◆ **TASK INSTRUCTIONS**: The lines to copy from the data below are those that hold the string "Global".
== == ==
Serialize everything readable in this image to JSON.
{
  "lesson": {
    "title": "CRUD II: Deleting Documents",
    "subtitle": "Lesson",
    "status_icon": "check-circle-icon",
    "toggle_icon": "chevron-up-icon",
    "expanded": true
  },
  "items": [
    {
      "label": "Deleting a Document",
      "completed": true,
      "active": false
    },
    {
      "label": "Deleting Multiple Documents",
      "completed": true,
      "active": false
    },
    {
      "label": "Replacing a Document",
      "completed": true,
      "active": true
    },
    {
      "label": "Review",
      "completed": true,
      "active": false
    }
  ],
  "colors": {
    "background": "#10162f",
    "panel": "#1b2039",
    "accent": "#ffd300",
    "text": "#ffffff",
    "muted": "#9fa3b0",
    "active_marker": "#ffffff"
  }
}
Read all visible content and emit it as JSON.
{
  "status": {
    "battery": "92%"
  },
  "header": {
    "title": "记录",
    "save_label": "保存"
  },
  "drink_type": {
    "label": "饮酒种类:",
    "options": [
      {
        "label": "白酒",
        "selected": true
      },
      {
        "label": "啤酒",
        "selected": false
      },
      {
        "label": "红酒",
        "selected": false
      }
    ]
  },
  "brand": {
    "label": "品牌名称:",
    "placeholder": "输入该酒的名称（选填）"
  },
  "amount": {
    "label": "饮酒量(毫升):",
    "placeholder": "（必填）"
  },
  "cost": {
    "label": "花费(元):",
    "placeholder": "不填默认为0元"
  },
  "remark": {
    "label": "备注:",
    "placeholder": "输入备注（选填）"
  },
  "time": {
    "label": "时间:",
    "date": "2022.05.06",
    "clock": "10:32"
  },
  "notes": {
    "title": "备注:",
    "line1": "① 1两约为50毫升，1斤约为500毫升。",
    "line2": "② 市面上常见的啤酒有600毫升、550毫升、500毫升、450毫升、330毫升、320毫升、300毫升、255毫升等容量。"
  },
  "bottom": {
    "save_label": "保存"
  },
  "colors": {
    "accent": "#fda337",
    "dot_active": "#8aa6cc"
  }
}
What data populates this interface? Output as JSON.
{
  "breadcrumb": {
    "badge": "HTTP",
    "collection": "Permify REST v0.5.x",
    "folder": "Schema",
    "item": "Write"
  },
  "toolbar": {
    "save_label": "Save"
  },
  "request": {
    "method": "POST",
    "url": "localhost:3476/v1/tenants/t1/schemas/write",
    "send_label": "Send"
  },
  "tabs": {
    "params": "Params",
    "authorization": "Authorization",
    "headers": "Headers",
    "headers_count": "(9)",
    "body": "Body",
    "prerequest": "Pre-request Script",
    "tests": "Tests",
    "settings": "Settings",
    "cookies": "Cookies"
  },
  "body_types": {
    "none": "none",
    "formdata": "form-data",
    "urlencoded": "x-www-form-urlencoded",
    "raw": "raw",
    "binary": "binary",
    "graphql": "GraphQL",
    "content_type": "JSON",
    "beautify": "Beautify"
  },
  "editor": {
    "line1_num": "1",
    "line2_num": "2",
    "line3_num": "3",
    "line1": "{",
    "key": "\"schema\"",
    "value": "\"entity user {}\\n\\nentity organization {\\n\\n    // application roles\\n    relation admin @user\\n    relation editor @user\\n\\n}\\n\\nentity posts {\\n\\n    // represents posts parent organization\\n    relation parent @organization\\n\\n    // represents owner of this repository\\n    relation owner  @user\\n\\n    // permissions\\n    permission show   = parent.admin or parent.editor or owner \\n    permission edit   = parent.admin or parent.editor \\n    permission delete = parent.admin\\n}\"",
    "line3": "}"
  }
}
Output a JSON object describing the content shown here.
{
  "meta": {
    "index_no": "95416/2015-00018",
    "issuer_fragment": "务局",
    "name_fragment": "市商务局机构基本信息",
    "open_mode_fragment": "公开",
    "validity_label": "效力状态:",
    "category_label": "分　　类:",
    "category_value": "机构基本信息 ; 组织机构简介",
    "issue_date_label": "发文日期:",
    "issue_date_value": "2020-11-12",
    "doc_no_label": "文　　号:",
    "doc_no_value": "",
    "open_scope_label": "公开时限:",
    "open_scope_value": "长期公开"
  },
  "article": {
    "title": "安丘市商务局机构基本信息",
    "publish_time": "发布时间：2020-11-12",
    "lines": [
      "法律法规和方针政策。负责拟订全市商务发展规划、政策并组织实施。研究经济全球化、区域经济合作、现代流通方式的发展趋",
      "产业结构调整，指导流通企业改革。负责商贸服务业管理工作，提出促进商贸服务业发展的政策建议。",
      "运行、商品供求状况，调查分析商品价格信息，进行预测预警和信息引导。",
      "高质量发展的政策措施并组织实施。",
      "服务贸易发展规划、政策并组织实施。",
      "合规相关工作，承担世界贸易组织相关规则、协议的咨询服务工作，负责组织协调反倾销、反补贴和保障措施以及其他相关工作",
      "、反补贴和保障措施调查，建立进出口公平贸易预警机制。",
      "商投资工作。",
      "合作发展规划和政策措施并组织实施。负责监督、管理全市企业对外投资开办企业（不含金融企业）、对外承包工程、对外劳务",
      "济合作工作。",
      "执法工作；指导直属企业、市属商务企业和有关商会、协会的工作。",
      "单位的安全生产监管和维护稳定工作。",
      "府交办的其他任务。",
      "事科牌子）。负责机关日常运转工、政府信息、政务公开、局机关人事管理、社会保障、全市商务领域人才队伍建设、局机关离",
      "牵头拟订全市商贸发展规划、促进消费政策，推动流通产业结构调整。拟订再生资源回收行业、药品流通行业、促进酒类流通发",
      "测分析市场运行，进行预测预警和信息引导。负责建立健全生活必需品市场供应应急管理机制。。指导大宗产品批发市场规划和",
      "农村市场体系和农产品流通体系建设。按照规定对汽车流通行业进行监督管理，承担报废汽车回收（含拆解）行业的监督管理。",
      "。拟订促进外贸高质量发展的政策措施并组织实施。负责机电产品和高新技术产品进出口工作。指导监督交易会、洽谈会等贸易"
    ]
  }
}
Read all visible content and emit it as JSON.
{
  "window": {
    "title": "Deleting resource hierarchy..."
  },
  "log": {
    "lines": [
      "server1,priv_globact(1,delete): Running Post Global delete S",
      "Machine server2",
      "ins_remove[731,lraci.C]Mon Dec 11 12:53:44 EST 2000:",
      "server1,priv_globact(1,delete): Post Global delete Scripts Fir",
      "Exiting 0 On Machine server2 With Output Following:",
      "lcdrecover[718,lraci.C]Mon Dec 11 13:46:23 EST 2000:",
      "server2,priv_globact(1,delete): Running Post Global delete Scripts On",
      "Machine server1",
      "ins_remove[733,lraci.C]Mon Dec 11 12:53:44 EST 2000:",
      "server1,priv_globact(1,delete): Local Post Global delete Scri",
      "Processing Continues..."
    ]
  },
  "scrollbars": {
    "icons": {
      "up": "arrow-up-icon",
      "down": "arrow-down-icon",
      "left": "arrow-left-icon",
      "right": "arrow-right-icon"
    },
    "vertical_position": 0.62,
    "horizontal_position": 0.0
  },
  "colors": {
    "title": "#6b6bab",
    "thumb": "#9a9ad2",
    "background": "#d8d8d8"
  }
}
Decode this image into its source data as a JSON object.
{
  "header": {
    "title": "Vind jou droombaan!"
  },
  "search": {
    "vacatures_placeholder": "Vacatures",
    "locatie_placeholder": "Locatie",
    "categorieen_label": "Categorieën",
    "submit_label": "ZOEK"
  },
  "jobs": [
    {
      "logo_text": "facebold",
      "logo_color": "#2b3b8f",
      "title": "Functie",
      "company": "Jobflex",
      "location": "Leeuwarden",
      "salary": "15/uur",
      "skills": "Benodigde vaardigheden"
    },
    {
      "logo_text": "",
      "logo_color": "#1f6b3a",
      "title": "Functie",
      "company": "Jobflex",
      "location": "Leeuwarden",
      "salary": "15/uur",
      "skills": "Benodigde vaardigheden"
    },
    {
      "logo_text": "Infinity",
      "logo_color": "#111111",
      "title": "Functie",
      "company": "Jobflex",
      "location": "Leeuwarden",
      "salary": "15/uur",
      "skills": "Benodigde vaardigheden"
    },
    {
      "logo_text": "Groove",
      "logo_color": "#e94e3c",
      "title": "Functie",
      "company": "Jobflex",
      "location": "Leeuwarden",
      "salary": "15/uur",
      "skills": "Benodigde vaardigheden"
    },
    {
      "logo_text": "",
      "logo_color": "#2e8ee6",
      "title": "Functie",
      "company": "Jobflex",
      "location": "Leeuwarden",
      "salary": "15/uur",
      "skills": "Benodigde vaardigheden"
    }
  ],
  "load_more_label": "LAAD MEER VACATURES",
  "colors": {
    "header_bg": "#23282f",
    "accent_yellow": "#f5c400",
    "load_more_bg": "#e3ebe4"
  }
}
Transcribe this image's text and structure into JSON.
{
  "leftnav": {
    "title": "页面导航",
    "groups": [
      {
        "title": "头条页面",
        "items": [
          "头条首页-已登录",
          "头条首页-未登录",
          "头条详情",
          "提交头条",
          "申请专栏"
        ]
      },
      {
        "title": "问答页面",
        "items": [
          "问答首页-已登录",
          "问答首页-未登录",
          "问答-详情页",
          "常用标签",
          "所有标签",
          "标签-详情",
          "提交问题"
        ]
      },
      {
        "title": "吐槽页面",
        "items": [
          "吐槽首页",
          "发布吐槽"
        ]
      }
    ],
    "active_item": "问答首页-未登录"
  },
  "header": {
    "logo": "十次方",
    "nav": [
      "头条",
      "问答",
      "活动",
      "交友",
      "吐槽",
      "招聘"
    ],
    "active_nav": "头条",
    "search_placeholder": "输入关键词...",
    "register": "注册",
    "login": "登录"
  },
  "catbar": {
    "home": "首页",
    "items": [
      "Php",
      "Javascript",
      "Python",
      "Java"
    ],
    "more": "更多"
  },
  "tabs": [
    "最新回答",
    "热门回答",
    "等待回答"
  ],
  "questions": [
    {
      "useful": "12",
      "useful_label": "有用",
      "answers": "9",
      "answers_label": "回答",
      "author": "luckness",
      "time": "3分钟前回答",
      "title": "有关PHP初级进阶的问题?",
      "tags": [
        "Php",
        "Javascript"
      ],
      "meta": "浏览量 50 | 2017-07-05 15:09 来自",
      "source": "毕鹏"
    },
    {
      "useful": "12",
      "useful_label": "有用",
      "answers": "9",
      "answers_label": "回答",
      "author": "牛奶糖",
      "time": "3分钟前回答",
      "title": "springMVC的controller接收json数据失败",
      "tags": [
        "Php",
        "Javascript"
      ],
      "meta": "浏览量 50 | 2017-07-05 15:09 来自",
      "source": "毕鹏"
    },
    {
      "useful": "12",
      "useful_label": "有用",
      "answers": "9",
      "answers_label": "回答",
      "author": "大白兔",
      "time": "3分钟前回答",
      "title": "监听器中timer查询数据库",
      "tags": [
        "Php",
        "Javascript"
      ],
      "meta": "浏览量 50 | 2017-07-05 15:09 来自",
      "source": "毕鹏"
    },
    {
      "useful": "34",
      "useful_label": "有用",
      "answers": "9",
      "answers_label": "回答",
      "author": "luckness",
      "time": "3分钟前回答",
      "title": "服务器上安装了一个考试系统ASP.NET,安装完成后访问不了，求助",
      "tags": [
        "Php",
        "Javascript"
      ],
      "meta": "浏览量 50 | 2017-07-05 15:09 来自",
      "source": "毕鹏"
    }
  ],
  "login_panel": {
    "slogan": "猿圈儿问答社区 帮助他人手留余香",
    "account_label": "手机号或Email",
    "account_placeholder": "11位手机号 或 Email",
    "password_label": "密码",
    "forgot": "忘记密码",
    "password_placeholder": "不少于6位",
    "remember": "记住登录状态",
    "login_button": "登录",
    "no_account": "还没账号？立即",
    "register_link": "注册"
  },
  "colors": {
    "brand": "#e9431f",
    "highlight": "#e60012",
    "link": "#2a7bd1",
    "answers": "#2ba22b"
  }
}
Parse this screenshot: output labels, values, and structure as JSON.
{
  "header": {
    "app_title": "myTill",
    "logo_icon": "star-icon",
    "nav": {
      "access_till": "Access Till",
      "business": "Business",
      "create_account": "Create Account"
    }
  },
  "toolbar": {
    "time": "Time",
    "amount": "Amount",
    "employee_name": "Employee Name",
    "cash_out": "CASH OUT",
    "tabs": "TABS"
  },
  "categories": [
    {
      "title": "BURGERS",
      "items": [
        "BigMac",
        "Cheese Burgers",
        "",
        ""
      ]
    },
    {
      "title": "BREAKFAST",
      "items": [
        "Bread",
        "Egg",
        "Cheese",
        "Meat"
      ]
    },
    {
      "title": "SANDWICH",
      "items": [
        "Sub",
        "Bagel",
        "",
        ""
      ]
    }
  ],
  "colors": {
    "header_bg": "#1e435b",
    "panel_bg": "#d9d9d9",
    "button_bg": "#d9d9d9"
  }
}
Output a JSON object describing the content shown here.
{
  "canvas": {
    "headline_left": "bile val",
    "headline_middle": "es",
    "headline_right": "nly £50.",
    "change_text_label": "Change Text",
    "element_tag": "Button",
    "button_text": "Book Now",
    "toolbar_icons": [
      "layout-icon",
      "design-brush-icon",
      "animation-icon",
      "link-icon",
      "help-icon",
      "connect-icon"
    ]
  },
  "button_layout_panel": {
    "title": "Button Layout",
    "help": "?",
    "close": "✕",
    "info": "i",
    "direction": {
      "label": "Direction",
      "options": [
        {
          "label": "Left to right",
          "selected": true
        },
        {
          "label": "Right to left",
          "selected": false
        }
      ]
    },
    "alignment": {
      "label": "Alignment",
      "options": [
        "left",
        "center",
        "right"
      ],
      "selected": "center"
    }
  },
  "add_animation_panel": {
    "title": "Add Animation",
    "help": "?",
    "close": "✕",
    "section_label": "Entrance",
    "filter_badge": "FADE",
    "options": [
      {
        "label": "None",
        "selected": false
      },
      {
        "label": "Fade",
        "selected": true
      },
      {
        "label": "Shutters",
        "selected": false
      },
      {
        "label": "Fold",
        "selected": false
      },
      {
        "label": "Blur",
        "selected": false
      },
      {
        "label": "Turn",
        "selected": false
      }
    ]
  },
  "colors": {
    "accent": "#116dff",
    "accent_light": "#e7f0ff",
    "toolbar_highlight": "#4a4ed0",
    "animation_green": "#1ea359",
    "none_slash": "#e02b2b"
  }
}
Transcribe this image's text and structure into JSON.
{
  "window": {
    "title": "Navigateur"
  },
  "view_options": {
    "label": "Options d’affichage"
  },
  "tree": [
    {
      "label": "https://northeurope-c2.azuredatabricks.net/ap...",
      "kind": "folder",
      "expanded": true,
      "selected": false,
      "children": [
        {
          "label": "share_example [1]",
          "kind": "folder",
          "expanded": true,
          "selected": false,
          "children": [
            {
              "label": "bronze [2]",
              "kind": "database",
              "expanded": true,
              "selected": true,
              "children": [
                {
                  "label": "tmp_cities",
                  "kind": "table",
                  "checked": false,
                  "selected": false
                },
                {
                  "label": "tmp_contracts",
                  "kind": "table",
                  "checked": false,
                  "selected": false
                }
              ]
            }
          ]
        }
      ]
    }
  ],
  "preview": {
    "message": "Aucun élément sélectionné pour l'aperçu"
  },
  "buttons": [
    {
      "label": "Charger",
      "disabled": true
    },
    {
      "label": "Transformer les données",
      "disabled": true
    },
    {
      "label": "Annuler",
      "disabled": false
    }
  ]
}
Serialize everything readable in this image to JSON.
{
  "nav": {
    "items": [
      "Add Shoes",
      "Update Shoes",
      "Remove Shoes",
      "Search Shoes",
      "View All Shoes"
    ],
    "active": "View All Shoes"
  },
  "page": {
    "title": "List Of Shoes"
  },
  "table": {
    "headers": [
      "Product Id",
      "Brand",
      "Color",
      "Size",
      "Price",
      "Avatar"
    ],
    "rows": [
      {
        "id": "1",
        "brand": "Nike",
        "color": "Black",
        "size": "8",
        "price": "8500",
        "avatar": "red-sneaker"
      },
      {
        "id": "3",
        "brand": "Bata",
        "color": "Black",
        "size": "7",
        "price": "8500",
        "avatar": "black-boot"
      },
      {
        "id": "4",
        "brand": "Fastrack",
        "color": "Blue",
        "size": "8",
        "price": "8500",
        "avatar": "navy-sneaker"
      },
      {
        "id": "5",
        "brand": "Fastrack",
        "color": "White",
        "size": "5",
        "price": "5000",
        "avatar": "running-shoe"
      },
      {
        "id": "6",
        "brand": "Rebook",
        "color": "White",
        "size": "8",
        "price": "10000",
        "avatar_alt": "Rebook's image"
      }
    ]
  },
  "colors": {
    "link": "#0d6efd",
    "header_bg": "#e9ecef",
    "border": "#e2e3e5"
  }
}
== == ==
◆ **RESPONSE BELOW**:
      "server1,priv_globact(1,delete): Running Post Global delete S",
      "server1,priv_globact(1,delete): Post Global delete Scripts Fir",
      "server2,priv_globact(1,delete): Running Post Global delete Scripts On",
      "server1,priv_globact(1,delete): Local Post Global delete Scri",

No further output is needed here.